  11. Output options window is the last step in the database creation process. In this window under the General tab an output action can be selected – such as saving a copy of a build script and inserting a header in it. In the Version tab version options can be set – which can be useful in the continuous integration workflow build step. After everything is set, save your project by clicking the Save button:

    After this whole process has been saved in a single file, it can be run on demand whenever you want to recreate your SQL Server test environment.

  12. After clicking the Finish button your entire database will be built from the source control, without you writing a single line of code. After the database creation process has been done, in the Results window will be shown if the process was successfully finished, or with errors:

Automation

Automating this process to run on a schedule, unattended, can be performed to make this process repeatable. This can be accomplished with a small PowerShell script.

This type of scheduled project should include the following:

  1. Start time and the frequency should be defined for the task
  2. The task name should be provided along with the path to the task
  3. An output type should be provided for the called application (ApexSQL Build)
  4. Return code should be provided by the called application when the execution process is finished

The PowerShell script will include the following elements:

Note that PowerShell project can call and execute the application’s CLI code only if it is under the single quotation marks, and if the code is written in single line.

For more information about using the ApexSQL Build via the CLI check out the article about ApexSQL Build Command Line Interface (CLI) switches.

The project file previously created in the ApexSQL Build contains all needed information including the passwords, which will be saved and encrypted in it. Learn more about using the project file in the CLI.

In this example Windows authentication was used, but you can learn more from the article about Four ways of handling database/login credentials during automated execution via the CLI

After an execution of the PowerShell, all execution messages will be visible in the output file which is similar to the Results window explained earlier:

In case that some error occurs while the execution process is running, an appropriate return code will be shown in ApexSQL Build.

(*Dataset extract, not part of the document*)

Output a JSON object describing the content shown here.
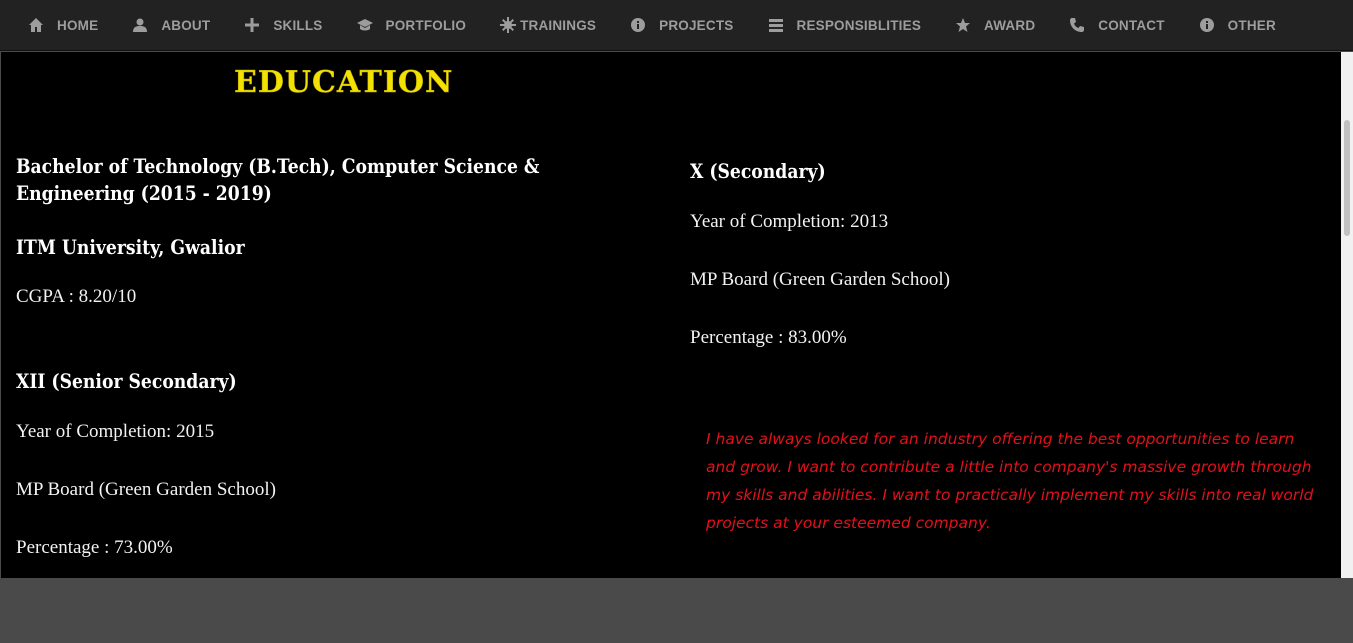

Each alteration in the source control repository will be applied in the process and accurate order for the execution will be provided, regardless of using the project file or individual switches.

March 10, 2017